I did have risk factors for rheumatoid arthritis. I am female. I have a family history of lupus in two maternal aunts and a cousin. I had a gastrointestinal illness at the onset of my initial joint symptoms two years previously. Research suggests that alterations in the microbiome may play a role in the initiation of autoimmune disease. In one study, an increase in the bacteria Prevotella copri correlated with disease in new-onset rheumatoid arthritis.1 I also had a history of recurrent idiopathic pericarditis that may have not been idiopathic after all.
One thing I struggled with was when to seek care. I was caught between self-doubt and the urge to act: self-doubt about the reality of my symptoms and the probability that I had an inflammatory arthritis. I did not want to be wrong in my diagnosis. The urge to act struck me on the first morning I awoke with hand stiffness. Part of me knew right away that I had to start a disease-modifying antirheumatic drug (DMARD).
For weeks, I questioned myself: Is this truly RA? Have I waited too long? Has irreversible damage occurred? Will this just go away? I tried to take a step back and look at myself from the intellectual standpoint of a physician, but it was difficult to objectively think of myself as the patient. Like my fellow rheumatologists, I have complete confidence in my ability to detect synovitis in a patient.
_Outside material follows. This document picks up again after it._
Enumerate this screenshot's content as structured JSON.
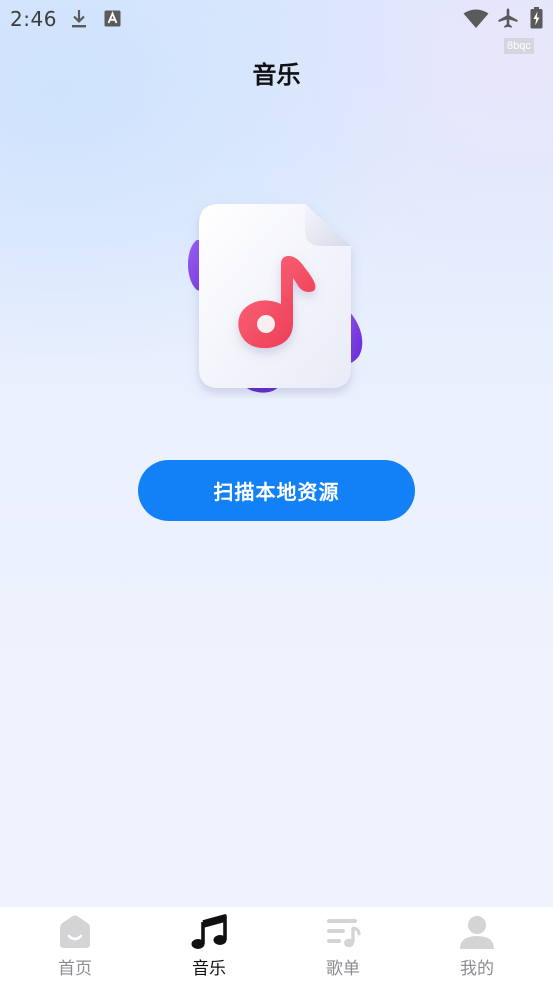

However, I found it impossible to be objective when examining my own hands.